• Task directions: Please restate the records that follow word for word, omitting any images.

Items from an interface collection
========================================================================

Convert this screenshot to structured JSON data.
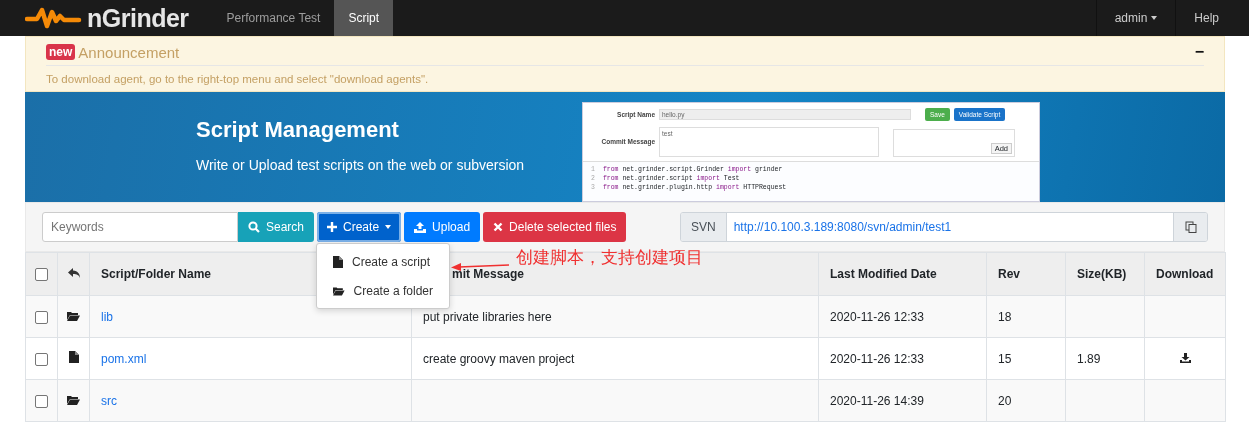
{
  "navbar": {
    "brand": "nGrinder",
    "tabs": [
      {
        "label": "Performance Test",
        "selected": false
      },
      {
        "label": "Script",
        "selected": true
      }
    ],
    "user": "admin",
    "help": "Help"
  },
  "announcement": {
    "badge": "new",
    "title": "Announcement",
    "collapse": "−",
    "text": "To download agent, go to the right-top menu and select \"download agents\"."
  },
  "banner": {
    "title": "Script Management",
    "subtitle": "Write or Upload test scripts on the web or subversion",
    "preview": {
      "script_name_label": "Script Name",
      "script_name": "hello.py",
      "save": "Save",
      "validate": "Validate Script",
      "commit_label": "Commit Message",
      "commit": "test",
      "add": "Add",
      "code": [
        {
          "line": "1",
          "parts": [
            {
              "t": "from",
              "kw": true
            },
            {
              "t": " net.grinder.script.Grinder ",
              "kw": false
            },
            {
              "t": "import",
              "kw": true
            },
            {
              "t": " grinder",
              "kw": false
            }
          ]
        },
        {
          "line": "2",
          "parts": [
            {
              "t": "from",
              "kw": true
            },
            {
              "t": " net.grinder.script ",
              "kw": false
            },
            {
              "t": "import",
              "kw": true
            },
            {
              "t": " Test",
              "kw": false
            }
          ]
        },
        {
          "line": "3",
          "parts": [
            {
              "t": "from",
              "kw": true
            },
            {
              "t": " net.grinder.plugin.http ",
              "kw": false
            },
            {
              "t": "import",
              "kw": true
            },
            {
              "t": " HTTPRequest",
              "kw": false
            }
          ]
        }
      ]
    }
  },
  "toolbar": {
    "search_placeholder": "Keywords",
    "search": "Search",
    "create": "Create",
    "upload": "Upload",
    "delete": "Delete selected files",
    "svn_label": "SVN",
    "svn_url": "http://10.100.3.189:8080/svn/admin/test1"
  },
  "create_menu": {
    "expanded": true,
    "items": [
      {
        "label": "Create a script",
        "kind": "file"
      },
      {
        "label": "Create a folder",
        "kind": "folder"
      }
    ]
  },
  "annotation": "创建脚本，支持创建项目",
  "table": {
    "select_all": false,
    "columns": [
      "Script/Folder Name",
      "mit Message",
      "Last Modified Date",
      "Rev",
      "Size(KB)",
      "Download"
    ],
    "rows": [
      {
        "checked": false,
        "kind": "folder",
        "name": "lib",
        "message": "put private libraries here",
        "date": "2020-11-26 12:33",
        "rev": "18",
        "size": "",
        "downloadable": false
      },
      {
        "checked": false,
        "kind": "file",
        "name": "pom.xml",
        "message": "create groovy maven project",
        "date": "2020-11-26 12:33",
        "rev": "15",
        "size": "1.89",
        "downloadable": true
      },
      {
        "checked": false,
        "kind": "folder",
        "name": "src",
        "message": "",
        "date": "2020-11-26 14:39",
        "rev": "20",
        "size": "",
        "downloadable": false
      }
    ]
  }
}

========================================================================

• Written reply:
Convert this screenshot to structured JSON data.
{
  "navbar": {
    "brand": "nGrinder",
    "tabs": [
      {
        "label": "Performance Test",
        "selected": false
      },
      {
        "label": "Script",
        "selected": true
      }
    ],
    "user": "admin",
    "help": "Help"
  },
  "announcement": {
    "badge": "new",
    "title": "Announcement",
    "collapse": "−",
    "text": "To download agent, go to the right-top menu and select \"download agents\"."
  },
  "banner": {
    "title": "Script Management",
    "subtitle": "Write or Upload test scripts on the web or subversion",
    "preview": {
      "script_name_label": "Script Name",
      "script_name": "hello.py",
      "save": "Save",
      "validate": "Validate Script",
      "commit_label": "Commit Message",
      "commit": "test",
      "add": "Add",
      "code": [
        {
          "line": "1",
          "parts": [
            {
              "t": "from",
              "kw": true
            },
            {
              "t": " net.grinder.script.Grinder ",
              "kw": false
            },
            {
              "t": "import",
              "kw": true
            },
            {
              "t": " grinder",
              "kw": false
            }
          ]
        },
        {
          "line": "2",
          "parts": [
            {
              "t": "from",
              "kw": true
            },
            {
              "t": " net.grinder.script ",
              "kw": false
            },
            {
              "t": "import",
              "kw": true
            },
            {
              "t": " Test",
              "kw": false
            }
          ]
        },
        {
          "line": "3",
          "parts": [
            {
              "t": "from",
              "kw": true
            },
            {
              "t": " net.grinder.plugin.http ",
              "kw": false
            },
            {
              "t": "import",
              "kw": true
            },
            {
              "t": " HTTPRequest",
              "kw": false
            }
          ]
        }
      ]
    }
  },
  "toolbar": {
    "search_placeholder": "Keywords",
    "search": "Search",
    "create": "Create",
    "upload": "Upload",
    "delete": "Delete selected files",
    "svn_label": "SVN",
    "svn_url": "http://10.100.3.189:8080/svn/admin/test1"
  },
  "create_menu": {
    "expanded": true,
    "items": [
      {
        "label": "Create a script",
        "kind": "file"
      },
      {
        "label": "Create a folder",
        "kind": "folder"
      }
    ]
  },
  "annotation": "创建脚本，支持创建项目",
  "table": {
    "select_all": false,
    "columns": [
      "Script/Folder Name",
      "mit Message",
      "Last Modified Date",
      "Rev",
      "Size(KB)",
      "Download"
    ],
    "rows": [
      {
        "checked": false,
        "kind": "folder",
        "name": "lib",
        "message": "put private libraries here",
        "date": "2020-11-26 12:33",
        "rev": "18",
        "size": "",
        "downloadable": false
      },
      {
        "checked": false,
        "kind": "file",
        "name": "pom.xml",
        "message": "create groovy maven project",
        "date": "2020-11-26 12:33",
        "rev": "15",
        "size": "1.89",
        "downloadable": true
      },
      {
        "checked": false,
        "kind": "folder",
        "name": "src",
        "message": "",
        "date": "2020-11-26 14:39",
        "rev": "20",
        "size": "",
        "downloadable": false
      }
    ]
  }
}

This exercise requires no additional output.